By Jim Heise, senior lecturer for the Department of Mechanical Engineering
Every year, ISU spends a day at our state capitol giving legislators, state employees and visitors the opportunity to see all the great things we do at Iowa State University. I was happy bring along some of my best and most enthusiastic students from the ISU Cyclone Space Mining Club with their project – a prototype for a space mining rover that could potentially help astronauts survive on the moon or Mars or some other far-off planetoid.
In the capitol rotunda, we shared with many the things the students do and the impact their work has on our state, nation and the world. We have seen many incredible things in the past few years, which includes the incredible growth in enrollment in engineering at Iowa State! The technologies impacted by engineering have grown exponentially and students are seeing that and want to be a part of it.
I had the opportunity to share with a state legislator the value of a degree in engineering from Iowa State. It was fun to explain the many changes that are happening in education and professional practice and how students are seeing the advantages of taking part in the adventure that can be found in the STEM (science, technology, engineering and mathematics). Iowa State is deeply immersed in STEM, and I got to share with my new found friend that at Iowa State nearly 1 in 4 students are now engineering majors. All the STEM fields have bright futures with many challenges and good pay.
Students from the Cyclone Space Mining Club also made an impact that day.
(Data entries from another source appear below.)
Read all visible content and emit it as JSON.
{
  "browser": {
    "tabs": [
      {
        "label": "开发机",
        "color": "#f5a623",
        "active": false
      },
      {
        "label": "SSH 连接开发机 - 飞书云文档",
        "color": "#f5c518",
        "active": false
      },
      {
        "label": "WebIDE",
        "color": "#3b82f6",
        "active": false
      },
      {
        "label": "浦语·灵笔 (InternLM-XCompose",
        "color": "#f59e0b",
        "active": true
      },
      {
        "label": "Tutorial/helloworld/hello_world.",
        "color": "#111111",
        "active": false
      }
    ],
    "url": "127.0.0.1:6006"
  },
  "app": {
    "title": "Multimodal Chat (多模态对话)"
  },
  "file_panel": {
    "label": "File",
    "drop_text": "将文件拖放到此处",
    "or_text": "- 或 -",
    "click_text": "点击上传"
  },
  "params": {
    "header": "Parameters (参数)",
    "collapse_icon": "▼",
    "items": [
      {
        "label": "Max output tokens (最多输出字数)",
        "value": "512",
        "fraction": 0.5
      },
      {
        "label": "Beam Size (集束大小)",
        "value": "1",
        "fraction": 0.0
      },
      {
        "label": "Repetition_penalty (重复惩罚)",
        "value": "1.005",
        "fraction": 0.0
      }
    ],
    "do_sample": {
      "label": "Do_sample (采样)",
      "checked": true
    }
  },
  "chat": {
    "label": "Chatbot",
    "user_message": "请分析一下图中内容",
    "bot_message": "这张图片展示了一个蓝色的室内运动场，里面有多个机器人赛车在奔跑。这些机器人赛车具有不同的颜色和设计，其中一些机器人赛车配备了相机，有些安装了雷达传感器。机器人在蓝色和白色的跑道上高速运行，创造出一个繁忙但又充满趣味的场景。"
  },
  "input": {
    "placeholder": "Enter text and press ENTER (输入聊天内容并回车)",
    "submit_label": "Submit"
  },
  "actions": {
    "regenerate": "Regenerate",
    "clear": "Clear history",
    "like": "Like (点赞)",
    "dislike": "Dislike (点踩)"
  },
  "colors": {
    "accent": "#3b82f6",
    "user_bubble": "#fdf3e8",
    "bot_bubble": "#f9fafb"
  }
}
The club represents one of hundreds of student organizations on campus. These clubs allow our ever-growing university to maintain a small-campus feel through the many friendships our students can find in these small communities on campus. Better still, many of these clubs allow the students to apply what they learn in the classroom to projects and activities sponsored by these groups. It is through this “Science through Practice,” which is part of our charter as a land-grant university, that makes Iowa State University such a unique place. And, it’s one of many reasons that students and their parents see us as a great place to get an education, and an adventure to boot!
Cyclone Space Mining is focused on designing and building a prototype space rover for collecting regolith on the moon or Mars. The club competes every May at the Kennedy Space Center Visitor’s Complex in Florida and has the chance to interact directly with NASA engineers and astronauts. The technology these students learn is incredible and serves to help them to land incredible jobs after graduation.
But that’s not all this club does. The students in this club, which includes not only engineer majors but education, communication, psychology, business and more, go out to our public schools to promote STEM to the children there. They also visit other events such as the state FIRST LEGO League championships, the Science Center of Iowa, and more. The weekend before the ISU Day at the Capitol, some members of the club took the rover to Kent State University to participate in a mock space mining competition with three other universities (they took second). At the same time, other club members were at the Science Center of Iowa for the Girls in Science Fair. There, they were helping new potential engineers, scientists (and astronauts dare I say) learn how parachutes work and why they are so important in space flight. In addition to this, after the event at the capitol, the club is headed to Marshalltown, Iowa, to give an educational program for a science education event.
Is engineering contagious? You bet it is! What other profession in the world lets you create at the rate engineering does and have such a benefit to society. Whether it be collecting rocks on the moon or helping a developing nation see economic expansion through better ways to live and work. It could also be solving problems related to climate by developing clean energies or developing more efficient appliances that use less of it.
The great thing about engineering at Iowa State is that we have our feet planted squarely on the ground as we reach for the stars. How do we do that? Ask Clayton Anderson, he’s an engineer, an astronaut, an ISU alum and all around nice guy. He’ll be giving a talk to our engineering students and anyone who wants to catch the “engineering bug” on February 20 to kick off E-week. Don’t miss it!